-- Records for the exercise follows --
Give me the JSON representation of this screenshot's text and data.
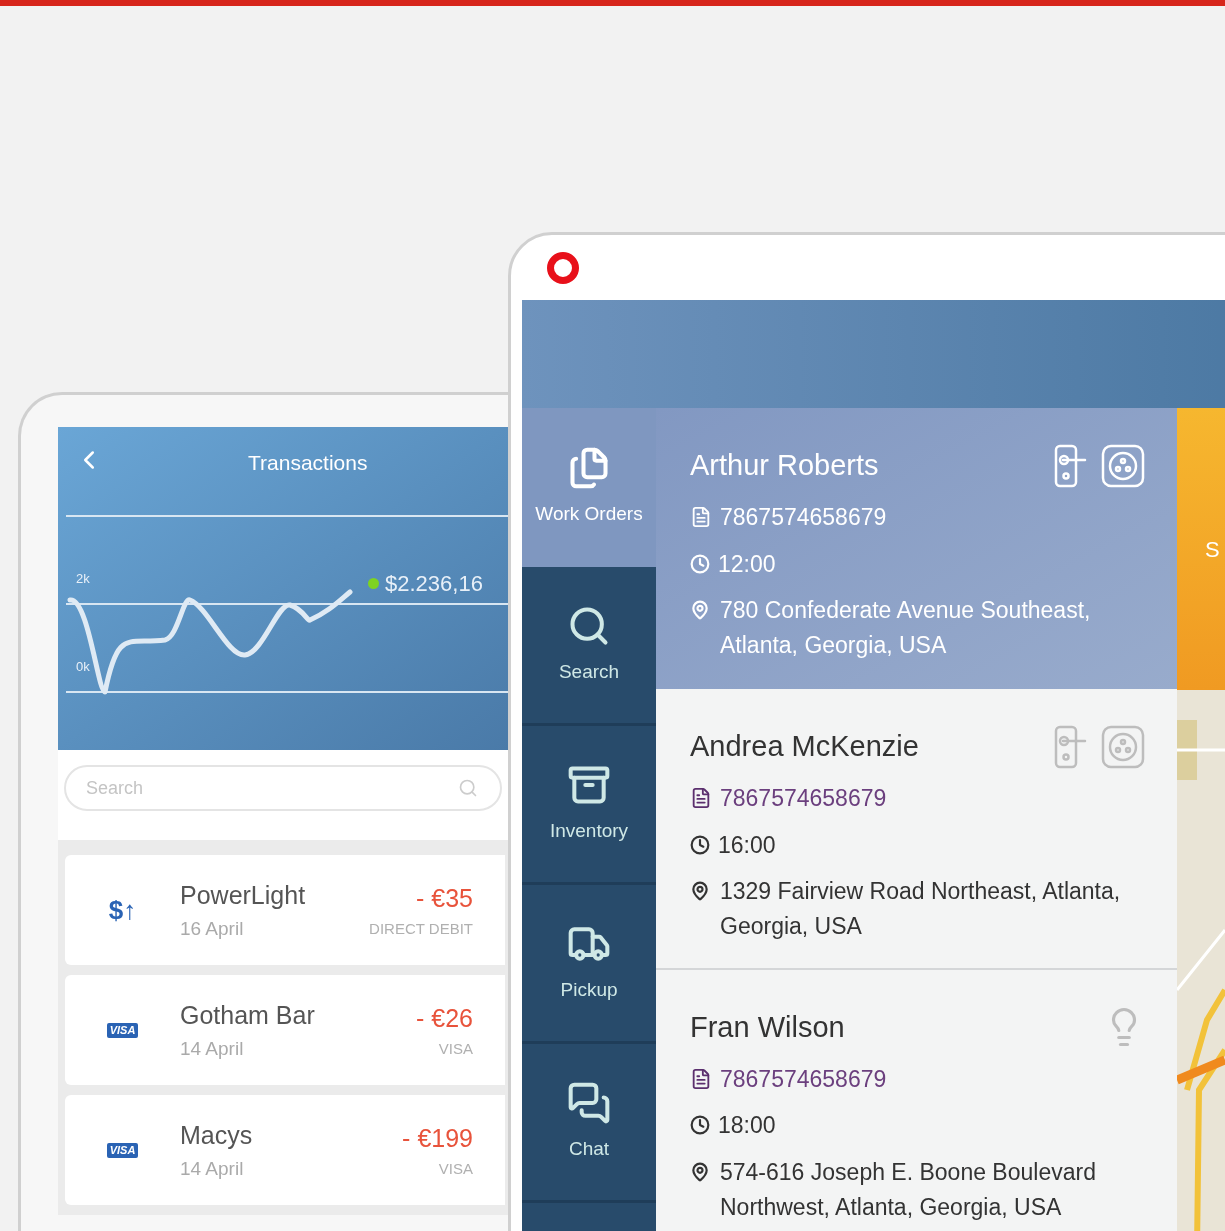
{
  "transactions_app": {
    "title": "Transactions",
    "balance": "$2.236,16",
    "axis_labels": [
      "2k",
      "0k"
    ],
    "search": {
      "placeholder": "Search"
    },
    "rows": [
      {
        "kind": "direct_debit",
        "icon_text": "$↑",
        "name": "PowerLight",
        "date": "16 April",
        "amount": "- €35",
        "method": "DIRECT DEBIT"
      },
      {
        "kind": "visa",
        "icon_text": "VISA",
        "name": "Gotham Bar",
        "date": "14 April",
        "amount": "- €26",
        "method": "VISA"
      },
      {
        "kind": "visa",
        "icon_text": "VISA",
        "name": "Macys",
        "date": "14 April",
        "amount": "- €199",
        "method": "VISA"
      }
    ]
  },
  "work_orders_app": {
    "sidebar": [
      {
        "label": "Work Orders",
        "kind": "documents",
        "selected": true
      },
      {
        "label": "Search",
        "kind": "search",
        "selected": false
      },
      {
        "label": "Inventory",
        "kind": "box",
        "selected": false
      },
      {
        "label": "Pickup",
        "kind": "truck",
        "selected": false
      },
      {
        "label": "Chat",
        "kind": "chat",
        "selected": false
      }
    ],
    "orders": [
      {
        "name": "Arthur Roberts",
        "number": "7867574658679",
        "time": "12:00",
        "address": "780 Confederate Avenue Southeast, Atlanta, Georgia, USA",
        "icons": [
          {
            "kind": "door"
          },
          {
            "kind": "socket"
          }
        ],
        "selected": true
      },
      {
        "name": "Andrea McKenzie",
        "number": "7867574658679",
        "time": "16:00",
        "address": "1329 Fairview Road Northeast, Atlanta, Georgia, USA",
        "icons": [
          {
            "kind": "door"
          },
          {
            "kind": "socket"
          }
        ],
        "selected": false
      },
      {
        "name": "Fran Wilson",
        "number": "7867574658679",
        "time": "18:00",
        "address": "574-616 Joseph E. Boone Boulevard Northwest, Atlanta, Georgia, USA",
        "icons": [
          {
            "kind": "bulb"
          }
        ],
        "selected": false
      }
    ],
    "side_tab": "S"
  }
}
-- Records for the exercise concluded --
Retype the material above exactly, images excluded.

Solution:
Give me the JSON representation of this screenshot's text and data.
{
  "transactions_app": {
    "title": "Transactions",
    "balance": "$2.236,16",
    "axis_labels": [
      "2k",
      "0k"
    ],
    "search": {
      "placeholder": "Search"
    },
    "rows": [
      {
        "kind": "direct_debit",
        "icon_text": "$↑",
        "name": "PowerLight",
        "date": "16 April",
        "amount": "- €35",
        "method": "DIRECT DEBIT"
      },
      {
        "kind": "visa",
        "icon_text": "VISA",
        "name": "Gotham Bar",
        "date": "14 April",
        "amount": "- €26",
        "method": "VISA"
      },
      {
        "kind": "visa",
        "icon_text": "VISA",
        "name": "Macys",
        "date": "14 April",
        "amount": "- €199",
        "method": "VISA"
      }
    ]
  },
  "work_orders_app": {
    "sidebar": [
      {
        "label": "Work Orders",
        "kind": "documents",
        "selected": true
      },
      {
        "label": "Search",
        "kind": "search",
        "selected": false
      },
      {
        "label": "Inventory",
        "kind": "box",
        "selected": false
      },
      {
        "label": "Pickup",
        "kind": "truck",
        "selected": false
      },
      {
        "label": "Chat",
        "kind": "chat",
        "selected": false
      }
    ],
    "orders": [
      {
        "name": "Arthur Roberts",
        "number": "7867574658679",
        "time": "12:00",
        "address": "780 Confederate Avenue Southeast, Atlanta, Georgia, USA",
        "icons": [
          {
            "kind": "door"
          },
          {
            "kind": "socket"
          }
        ],
        "selected": true
      },
      {
        "name": "Andrea McKenzie",
        "number": "7867574658679",
        "time": "16:00",
        "address": "1329 Fairview Road Northeast, Atlanta, Georgia, USA",
        "icons": [
          {
            "kind": "door"
          },
          {
            "kind": "socket"
          }
        ],
        "selected": false
      },
      {
        "name": "Fran Wilson",
        "number": "7867574658679",
        "time": "18:00",
        "address": "574-616 Joseph E. Boone Boulevard Northwest, Atlanta, Georgia, USA",
        "icons": [
          {
            "kind": "bulb"
          }
        ],
        "selected": false
      }
    ],
    "side_tab": "S"
  }
}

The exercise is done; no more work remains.